Work instruction:
Extract, from the listing that follows, each line containing the word "publisher".

Excerpted data:
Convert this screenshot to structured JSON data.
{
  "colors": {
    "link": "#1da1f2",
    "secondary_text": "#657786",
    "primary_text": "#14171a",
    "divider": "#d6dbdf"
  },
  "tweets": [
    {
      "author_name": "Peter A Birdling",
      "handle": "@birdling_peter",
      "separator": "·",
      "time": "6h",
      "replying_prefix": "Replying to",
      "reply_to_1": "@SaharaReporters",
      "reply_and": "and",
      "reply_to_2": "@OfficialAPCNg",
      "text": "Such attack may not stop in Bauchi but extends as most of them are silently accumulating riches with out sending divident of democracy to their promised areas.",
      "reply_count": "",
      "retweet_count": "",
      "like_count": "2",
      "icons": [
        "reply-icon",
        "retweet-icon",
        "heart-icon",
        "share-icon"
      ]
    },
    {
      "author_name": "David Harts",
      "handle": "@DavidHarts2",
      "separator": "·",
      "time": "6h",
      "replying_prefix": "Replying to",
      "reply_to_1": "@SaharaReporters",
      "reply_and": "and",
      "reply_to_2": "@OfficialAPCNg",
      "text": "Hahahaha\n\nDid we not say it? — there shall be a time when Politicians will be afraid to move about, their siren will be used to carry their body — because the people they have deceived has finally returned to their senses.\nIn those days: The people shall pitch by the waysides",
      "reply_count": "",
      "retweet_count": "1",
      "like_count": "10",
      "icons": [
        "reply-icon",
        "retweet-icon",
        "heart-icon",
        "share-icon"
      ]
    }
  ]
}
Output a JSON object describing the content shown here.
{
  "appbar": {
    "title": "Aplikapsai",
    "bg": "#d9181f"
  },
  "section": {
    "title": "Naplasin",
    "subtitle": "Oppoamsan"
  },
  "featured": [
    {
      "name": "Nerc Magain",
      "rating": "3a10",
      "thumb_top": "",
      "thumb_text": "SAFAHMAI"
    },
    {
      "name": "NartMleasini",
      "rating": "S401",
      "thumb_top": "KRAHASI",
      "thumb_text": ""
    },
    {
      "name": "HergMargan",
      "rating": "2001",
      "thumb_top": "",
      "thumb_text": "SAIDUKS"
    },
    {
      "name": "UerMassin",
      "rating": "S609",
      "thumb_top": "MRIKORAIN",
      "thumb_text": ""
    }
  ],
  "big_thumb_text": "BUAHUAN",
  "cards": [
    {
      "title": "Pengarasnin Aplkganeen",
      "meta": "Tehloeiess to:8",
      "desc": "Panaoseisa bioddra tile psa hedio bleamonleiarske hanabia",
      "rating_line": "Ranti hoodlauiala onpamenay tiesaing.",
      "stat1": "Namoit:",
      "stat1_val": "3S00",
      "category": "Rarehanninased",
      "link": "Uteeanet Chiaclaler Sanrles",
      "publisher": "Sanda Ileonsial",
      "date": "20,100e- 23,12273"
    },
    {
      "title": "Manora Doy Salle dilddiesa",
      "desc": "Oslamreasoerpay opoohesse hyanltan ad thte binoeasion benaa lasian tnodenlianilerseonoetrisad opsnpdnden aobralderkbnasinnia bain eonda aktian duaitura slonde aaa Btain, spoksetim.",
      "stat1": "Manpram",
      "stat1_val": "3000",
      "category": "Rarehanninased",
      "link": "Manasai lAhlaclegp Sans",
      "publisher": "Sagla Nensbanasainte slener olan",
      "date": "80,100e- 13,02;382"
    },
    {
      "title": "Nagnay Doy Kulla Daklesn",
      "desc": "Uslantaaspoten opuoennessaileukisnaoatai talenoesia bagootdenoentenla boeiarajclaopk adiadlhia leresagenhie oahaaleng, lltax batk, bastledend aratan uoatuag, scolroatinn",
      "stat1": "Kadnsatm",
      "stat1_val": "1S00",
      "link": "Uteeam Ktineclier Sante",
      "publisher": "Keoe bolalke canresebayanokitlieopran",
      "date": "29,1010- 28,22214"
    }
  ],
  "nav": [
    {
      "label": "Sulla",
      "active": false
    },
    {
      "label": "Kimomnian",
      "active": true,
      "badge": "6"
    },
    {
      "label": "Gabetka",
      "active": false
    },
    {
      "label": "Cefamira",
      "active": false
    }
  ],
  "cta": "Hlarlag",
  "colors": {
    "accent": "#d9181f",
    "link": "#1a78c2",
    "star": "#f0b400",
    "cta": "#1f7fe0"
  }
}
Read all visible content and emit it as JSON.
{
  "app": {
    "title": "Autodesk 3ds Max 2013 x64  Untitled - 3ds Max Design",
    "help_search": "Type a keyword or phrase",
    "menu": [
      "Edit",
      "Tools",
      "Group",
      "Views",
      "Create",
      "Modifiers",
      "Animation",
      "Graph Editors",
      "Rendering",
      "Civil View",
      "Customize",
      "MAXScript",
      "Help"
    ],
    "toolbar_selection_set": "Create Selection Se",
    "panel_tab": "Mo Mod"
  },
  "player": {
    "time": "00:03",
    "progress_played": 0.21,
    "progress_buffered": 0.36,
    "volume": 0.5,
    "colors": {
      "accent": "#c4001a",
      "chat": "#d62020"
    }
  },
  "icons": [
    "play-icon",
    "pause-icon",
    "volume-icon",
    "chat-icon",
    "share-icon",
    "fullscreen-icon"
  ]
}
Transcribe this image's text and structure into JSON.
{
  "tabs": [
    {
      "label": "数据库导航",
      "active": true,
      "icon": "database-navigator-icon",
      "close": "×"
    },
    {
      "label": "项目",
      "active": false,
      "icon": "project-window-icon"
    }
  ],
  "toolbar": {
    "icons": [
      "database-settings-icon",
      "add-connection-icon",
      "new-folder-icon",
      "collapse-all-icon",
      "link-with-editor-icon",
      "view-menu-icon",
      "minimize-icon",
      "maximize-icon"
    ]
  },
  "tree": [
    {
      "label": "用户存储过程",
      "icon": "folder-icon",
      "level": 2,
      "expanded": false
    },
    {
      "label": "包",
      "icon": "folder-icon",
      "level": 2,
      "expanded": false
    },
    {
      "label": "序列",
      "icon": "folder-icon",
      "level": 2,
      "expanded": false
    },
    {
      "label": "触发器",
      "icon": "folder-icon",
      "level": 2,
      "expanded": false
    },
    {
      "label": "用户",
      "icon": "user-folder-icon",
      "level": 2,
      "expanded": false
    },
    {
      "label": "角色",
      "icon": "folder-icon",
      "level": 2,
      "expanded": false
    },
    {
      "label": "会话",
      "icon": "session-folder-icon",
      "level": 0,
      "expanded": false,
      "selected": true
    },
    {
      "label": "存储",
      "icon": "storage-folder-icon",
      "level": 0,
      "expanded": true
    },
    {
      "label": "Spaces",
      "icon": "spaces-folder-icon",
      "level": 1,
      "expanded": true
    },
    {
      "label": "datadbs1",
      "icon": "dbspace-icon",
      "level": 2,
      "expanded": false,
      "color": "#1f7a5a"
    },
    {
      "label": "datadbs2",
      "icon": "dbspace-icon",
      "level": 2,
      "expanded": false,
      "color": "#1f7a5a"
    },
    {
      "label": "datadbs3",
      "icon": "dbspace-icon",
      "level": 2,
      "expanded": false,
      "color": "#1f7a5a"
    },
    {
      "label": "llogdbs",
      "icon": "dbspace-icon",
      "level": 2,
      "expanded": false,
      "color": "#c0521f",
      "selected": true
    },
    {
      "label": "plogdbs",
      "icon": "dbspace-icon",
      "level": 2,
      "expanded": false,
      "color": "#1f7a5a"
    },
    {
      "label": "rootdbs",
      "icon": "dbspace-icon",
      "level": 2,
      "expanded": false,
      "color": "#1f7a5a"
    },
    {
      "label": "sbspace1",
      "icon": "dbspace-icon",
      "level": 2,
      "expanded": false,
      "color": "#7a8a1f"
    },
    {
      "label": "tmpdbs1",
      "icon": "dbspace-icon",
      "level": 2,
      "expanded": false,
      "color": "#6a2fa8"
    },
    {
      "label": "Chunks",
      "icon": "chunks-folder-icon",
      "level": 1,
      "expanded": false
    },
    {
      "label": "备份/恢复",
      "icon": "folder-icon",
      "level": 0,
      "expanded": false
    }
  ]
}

Output for this exercise:
      "publisher": "Sanda Ileonsial",
      "publisher": "Sagla Nensbanasainte slener olan",
      "publisher": "Keoe bolalke canresebayanokitlieopran",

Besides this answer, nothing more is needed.